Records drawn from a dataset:
--
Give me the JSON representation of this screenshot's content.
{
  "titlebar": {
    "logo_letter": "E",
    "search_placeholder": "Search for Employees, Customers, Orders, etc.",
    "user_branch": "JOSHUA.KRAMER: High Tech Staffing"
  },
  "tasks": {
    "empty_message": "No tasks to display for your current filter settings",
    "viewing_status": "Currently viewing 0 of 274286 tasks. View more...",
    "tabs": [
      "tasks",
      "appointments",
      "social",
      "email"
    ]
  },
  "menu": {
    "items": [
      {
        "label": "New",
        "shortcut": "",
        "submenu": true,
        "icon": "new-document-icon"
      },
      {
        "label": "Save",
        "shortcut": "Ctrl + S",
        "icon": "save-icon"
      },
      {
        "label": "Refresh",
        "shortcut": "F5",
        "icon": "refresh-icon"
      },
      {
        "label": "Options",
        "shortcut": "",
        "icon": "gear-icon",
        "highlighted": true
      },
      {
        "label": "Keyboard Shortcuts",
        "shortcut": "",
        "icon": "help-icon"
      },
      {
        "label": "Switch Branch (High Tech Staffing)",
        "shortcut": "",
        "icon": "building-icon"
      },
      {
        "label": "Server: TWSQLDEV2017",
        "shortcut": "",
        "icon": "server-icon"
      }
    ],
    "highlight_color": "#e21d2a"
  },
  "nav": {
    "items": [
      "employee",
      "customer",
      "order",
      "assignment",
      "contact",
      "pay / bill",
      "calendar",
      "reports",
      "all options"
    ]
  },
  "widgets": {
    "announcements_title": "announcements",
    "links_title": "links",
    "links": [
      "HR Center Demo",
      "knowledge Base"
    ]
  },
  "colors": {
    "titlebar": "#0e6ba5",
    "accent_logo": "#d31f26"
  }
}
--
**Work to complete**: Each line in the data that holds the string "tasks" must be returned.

**Task output**:
  "tasks": {
    "empty_message": "No tasks to display for your current filter settings",
    "viewing_status": "Currently viewing 0 of 274286 tasks. View more...",
      "tasks",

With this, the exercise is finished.